The 110-freeway north ends at Colorado Boulevard, where you will turn right and head into Old Town. In addition to being a quaint historical city,Old Town Pasadena is known for world class restaurants, thriving theater and many antique shops. Weekend days and nights, especially during the summer months bring throngs of people to this fairly centralized district. One of the best features of Old Town is perhaps the architecture. Aside from the occasional Frank Lloyd Wright home (he designed several here), brick-faced buildings help people see a much different side of LA; almost making one feel as if they have left the city entirely.
The Rose Bowl
While enjoying the softer side of southern California in beautiful Old Town Pasadena, take a short drive to the Rose Bowl Stadium. This sporting arena has become an icon of American culture with the Tournament of Roses held every year on January 1st. The parade is a southern California event with over 200 floats made entirely out of flowers. The football game that follows faces off Americans two top college teams so its certainly no wonder that national and even international media descend here every New Years Day.
Angeles Crest Highway to Mount Wilson
For those who feel confined by gravity and want to get a different perspective of Pasadena, simply follow signs to the Angeles Crest Highway and head upstraight up! This winding and at times treacherous mountain road takes you through the Angeles National Forrest en route to the Mount Wilson Observatory, some 5,000 feet above sea level. The observatory hardly offers anything in the way of exhibits, even though some important scientific discoveries were made here, including the development of the "big bang" theory. The attraction here is the view. The parking lot to the observatory is atop an almost 5,000 foot shear vertical drop to the LA basin and on clear days provides a view that is simply beyond description.
Tour #5?Museum Row, Miracle Mile, and Hancock Park
The Miracle Mile
This stretch of Wilshire Boulevard is also known as "Museum Row" and with good reason. The LA County Museum of Art, The Petersen Automotive Museum, The George C. Page Museum (featuring the La Brea Tar Pits) and several small, but influential art galleries are all located here. An entire day could easily be spent at the LA County Museum of Art alone, before even considering the other options. After taking in all the fine art, Ferraris and pools of tar you can handle, take a quick drive up Fairfax to another Los Angeles historical monument, Canters Deli'the Jewish/American diner has been a Hollywood tradition for over 50 years. After your first bite of a Canters Deli sandwich you will know why stars, locals and tourists have made this eatery a Los Angeles must see locale.

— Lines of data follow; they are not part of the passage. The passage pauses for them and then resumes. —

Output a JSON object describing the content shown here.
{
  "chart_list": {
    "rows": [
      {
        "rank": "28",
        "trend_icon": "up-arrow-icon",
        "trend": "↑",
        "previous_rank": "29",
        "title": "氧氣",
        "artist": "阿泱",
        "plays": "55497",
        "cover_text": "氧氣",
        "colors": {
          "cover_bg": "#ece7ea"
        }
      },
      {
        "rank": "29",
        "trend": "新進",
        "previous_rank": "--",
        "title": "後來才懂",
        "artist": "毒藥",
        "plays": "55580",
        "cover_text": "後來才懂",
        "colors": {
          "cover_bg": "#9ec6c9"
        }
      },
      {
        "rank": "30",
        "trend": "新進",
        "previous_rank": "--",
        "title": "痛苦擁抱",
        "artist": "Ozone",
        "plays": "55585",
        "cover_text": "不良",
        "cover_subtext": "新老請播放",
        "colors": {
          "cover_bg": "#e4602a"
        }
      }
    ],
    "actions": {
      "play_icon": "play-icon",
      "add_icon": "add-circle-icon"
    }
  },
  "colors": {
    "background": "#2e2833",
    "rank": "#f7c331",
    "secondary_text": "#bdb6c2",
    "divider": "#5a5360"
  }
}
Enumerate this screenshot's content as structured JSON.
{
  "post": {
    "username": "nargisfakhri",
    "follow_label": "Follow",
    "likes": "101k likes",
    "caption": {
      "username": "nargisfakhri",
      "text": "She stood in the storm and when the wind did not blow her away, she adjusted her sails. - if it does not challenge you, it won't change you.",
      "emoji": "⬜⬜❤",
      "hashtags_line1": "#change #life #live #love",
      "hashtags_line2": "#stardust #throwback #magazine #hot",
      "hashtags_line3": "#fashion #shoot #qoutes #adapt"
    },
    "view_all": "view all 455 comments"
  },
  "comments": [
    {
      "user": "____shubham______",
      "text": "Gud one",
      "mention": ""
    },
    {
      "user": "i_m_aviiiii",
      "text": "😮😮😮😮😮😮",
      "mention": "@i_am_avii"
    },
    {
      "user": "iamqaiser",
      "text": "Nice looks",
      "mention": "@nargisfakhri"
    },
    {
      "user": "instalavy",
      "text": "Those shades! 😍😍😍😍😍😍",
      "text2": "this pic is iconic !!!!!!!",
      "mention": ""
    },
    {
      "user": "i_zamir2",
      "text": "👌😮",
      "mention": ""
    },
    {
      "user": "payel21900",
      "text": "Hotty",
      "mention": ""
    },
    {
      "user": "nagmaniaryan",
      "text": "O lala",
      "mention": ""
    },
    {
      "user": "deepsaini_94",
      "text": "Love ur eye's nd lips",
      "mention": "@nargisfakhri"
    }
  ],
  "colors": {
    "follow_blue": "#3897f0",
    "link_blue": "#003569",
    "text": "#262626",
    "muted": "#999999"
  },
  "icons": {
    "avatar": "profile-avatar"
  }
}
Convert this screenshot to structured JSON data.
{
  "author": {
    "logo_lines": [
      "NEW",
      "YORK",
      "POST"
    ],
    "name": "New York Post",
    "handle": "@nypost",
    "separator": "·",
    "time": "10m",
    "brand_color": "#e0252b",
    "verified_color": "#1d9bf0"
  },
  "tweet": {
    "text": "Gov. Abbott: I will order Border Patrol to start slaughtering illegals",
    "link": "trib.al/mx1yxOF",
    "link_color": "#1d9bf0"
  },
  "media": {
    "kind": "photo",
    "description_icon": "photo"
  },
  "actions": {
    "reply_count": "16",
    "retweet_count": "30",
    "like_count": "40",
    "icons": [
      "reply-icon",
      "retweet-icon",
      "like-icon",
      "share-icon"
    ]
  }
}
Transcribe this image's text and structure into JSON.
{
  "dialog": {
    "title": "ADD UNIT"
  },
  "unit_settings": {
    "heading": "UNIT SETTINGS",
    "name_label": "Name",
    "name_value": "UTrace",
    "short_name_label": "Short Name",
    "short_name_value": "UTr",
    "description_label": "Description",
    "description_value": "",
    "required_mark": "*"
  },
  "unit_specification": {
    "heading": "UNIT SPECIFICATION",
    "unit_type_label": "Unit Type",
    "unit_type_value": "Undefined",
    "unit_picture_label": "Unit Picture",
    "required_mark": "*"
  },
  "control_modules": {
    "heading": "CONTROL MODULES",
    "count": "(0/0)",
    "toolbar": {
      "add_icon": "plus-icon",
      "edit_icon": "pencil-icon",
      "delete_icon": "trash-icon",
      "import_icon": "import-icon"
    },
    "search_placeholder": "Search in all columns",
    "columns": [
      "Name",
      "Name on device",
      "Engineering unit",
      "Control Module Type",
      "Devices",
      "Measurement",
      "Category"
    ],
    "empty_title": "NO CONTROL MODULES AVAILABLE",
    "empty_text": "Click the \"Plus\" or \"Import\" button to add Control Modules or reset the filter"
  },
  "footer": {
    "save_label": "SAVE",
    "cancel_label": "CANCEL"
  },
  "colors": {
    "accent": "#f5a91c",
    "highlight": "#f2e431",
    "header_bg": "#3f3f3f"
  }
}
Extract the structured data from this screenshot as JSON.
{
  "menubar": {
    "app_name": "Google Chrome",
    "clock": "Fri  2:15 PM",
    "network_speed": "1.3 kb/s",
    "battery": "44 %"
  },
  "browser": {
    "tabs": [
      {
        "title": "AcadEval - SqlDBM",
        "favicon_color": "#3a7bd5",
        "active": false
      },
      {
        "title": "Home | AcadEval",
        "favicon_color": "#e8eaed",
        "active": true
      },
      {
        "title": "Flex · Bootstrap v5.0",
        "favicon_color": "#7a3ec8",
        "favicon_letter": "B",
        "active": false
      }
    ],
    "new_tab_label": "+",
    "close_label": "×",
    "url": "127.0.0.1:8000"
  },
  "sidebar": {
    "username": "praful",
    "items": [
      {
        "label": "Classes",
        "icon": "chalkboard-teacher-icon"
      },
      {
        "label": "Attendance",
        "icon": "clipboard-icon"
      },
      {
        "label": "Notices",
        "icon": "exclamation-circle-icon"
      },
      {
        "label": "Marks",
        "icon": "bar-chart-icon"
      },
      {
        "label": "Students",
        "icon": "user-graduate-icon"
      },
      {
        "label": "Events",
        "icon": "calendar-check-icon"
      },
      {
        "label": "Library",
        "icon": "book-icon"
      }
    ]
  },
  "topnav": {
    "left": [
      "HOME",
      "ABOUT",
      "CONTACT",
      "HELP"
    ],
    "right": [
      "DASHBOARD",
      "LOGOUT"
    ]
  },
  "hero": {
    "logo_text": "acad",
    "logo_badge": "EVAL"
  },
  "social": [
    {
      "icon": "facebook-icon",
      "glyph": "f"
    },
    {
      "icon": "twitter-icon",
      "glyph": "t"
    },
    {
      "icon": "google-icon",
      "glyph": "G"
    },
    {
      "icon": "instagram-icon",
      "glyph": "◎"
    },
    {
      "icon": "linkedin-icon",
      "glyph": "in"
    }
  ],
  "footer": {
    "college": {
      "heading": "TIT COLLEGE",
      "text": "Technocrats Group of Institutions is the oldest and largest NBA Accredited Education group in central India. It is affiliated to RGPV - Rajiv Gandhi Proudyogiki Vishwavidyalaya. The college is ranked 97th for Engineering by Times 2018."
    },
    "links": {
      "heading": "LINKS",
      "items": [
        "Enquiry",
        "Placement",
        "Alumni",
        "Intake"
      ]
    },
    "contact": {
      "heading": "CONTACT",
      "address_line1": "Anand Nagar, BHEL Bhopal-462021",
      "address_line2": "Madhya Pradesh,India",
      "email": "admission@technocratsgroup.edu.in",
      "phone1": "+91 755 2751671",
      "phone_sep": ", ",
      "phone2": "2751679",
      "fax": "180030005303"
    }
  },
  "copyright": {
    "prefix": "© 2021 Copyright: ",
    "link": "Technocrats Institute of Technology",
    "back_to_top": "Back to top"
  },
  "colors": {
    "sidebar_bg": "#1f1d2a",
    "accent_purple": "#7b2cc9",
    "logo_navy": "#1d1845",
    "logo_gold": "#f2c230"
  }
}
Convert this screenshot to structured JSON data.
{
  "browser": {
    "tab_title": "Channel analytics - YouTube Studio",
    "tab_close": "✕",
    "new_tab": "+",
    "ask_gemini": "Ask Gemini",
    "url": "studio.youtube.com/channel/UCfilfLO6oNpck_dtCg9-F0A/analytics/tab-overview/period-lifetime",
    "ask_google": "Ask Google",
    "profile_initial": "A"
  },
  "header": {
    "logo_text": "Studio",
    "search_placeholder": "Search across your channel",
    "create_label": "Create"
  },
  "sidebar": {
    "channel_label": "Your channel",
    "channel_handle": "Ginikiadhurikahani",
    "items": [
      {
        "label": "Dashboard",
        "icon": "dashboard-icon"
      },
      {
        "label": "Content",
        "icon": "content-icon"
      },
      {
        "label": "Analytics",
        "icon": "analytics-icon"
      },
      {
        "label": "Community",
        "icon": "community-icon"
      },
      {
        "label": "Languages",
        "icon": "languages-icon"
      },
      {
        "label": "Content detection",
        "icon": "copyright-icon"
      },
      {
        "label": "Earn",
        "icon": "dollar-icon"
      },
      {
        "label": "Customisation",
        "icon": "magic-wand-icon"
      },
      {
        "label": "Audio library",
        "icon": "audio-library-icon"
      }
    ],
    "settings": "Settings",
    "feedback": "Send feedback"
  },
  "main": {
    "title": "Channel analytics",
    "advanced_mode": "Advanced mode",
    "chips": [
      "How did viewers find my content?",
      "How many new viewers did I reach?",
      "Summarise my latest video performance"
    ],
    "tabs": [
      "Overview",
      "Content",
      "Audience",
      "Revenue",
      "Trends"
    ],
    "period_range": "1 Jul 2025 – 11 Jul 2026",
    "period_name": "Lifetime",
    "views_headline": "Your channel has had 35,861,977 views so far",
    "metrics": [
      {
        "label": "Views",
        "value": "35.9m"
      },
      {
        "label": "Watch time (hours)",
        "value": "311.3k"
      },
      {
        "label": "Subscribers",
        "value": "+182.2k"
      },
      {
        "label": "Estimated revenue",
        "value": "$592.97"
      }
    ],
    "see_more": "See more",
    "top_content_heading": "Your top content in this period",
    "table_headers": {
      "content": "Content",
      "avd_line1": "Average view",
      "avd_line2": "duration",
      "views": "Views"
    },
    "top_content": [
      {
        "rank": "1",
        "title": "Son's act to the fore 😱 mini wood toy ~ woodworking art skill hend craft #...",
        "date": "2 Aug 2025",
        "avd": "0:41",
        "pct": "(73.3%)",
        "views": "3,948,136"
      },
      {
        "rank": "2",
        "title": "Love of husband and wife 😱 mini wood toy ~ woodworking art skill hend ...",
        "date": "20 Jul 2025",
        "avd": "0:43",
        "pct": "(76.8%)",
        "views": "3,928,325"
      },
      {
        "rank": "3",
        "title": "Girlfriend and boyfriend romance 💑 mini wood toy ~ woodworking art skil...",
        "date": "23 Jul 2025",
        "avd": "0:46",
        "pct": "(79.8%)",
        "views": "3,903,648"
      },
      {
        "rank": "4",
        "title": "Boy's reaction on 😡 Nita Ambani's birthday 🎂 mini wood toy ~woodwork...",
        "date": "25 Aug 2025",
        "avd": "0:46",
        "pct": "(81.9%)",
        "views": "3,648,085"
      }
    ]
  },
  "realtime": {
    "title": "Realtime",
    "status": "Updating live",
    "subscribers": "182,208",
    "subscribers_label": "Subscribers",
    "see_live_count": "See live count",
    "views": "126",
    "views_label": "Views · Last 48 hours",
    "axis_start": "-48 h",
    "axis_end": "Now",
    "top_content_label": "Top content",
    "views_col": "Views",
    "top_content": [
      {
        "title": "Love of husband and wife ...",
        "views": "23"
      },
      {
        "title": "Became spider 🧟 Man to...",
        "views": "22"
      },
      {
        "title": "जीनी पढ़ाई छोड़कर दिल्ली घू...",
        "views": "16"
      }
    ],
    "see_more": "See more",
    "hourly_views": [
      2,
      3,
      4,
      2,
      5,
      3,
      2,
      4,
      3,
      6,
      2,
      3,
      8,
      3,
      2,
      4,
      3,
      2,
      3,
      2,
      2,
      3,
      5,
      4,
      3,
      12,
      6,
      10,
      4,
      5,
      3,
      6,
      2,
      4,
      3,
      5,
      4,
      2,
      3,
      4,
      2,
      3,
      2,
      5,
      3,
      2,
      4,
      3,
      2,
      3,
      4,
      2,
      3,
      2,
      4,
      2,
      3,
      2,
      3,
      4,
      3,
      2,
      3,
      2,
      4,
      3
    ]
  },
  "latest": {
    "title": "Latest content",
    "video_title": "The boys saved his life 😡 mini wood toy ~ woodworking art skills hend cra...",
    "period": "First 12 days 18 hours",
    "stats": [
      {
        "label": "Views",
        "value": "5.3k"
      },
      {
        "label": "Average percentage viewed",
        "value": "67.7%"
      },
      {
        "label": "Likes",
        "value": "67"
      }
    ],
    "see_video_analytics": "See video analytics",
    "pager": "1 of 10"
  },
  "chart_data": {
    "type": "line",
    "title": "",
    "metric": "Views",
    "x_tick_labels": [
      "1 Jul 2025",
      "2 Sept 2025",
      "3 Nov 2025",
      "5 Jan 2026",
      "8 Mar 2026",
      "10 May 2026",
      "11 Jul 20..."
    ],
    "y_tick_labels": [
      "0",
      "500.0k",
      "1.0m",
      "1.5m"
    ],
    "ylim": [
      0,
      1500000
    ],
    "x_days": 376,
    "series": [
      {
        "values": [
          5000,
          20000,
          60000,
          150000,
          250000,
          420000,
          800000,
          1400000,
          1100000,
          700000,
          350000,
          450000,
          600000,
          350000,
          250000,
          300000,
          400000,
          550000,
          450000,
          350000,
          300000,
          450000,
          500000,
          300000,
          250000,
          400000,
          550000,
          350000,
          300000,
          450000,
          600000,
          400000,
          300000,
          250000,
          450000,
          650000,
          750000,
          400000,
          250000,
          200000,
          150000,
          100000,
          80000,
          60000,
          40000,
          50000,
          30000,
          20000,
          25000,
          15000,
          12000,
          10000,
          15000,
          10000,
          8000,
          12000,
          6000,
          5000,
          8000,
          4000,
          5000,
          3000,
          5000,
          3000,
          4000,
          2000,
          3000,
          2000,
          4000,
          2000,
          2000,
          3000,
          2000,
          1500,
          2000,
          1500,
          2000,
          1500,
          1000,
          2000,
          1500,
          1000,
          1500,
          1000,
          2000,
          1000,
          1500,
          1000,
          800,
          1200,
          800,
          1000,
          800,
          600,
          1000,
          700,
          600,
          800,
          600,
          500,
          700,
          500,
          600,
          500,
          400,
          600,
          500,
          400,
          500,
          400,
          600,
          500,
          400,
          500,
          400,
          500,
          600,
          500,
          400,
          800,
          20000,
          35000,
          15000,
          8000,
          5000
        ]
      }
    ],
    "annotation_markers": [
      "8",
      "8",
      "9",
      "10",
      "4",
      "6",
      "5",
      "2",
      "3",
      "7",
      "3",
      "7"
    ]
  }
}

After indulging in all the best that Canters has to offer, finish the day off with the astounding glamour of the mansions in Hancock Park. Located in the vicinity of the Miracle Mile, the older neighborhood is dotted with beautiful homes built in the golden years of Hollywood. While, miles away from Beverly Hills, Hancock Park can boost its own multi-million dollar price tags and film industry folklore.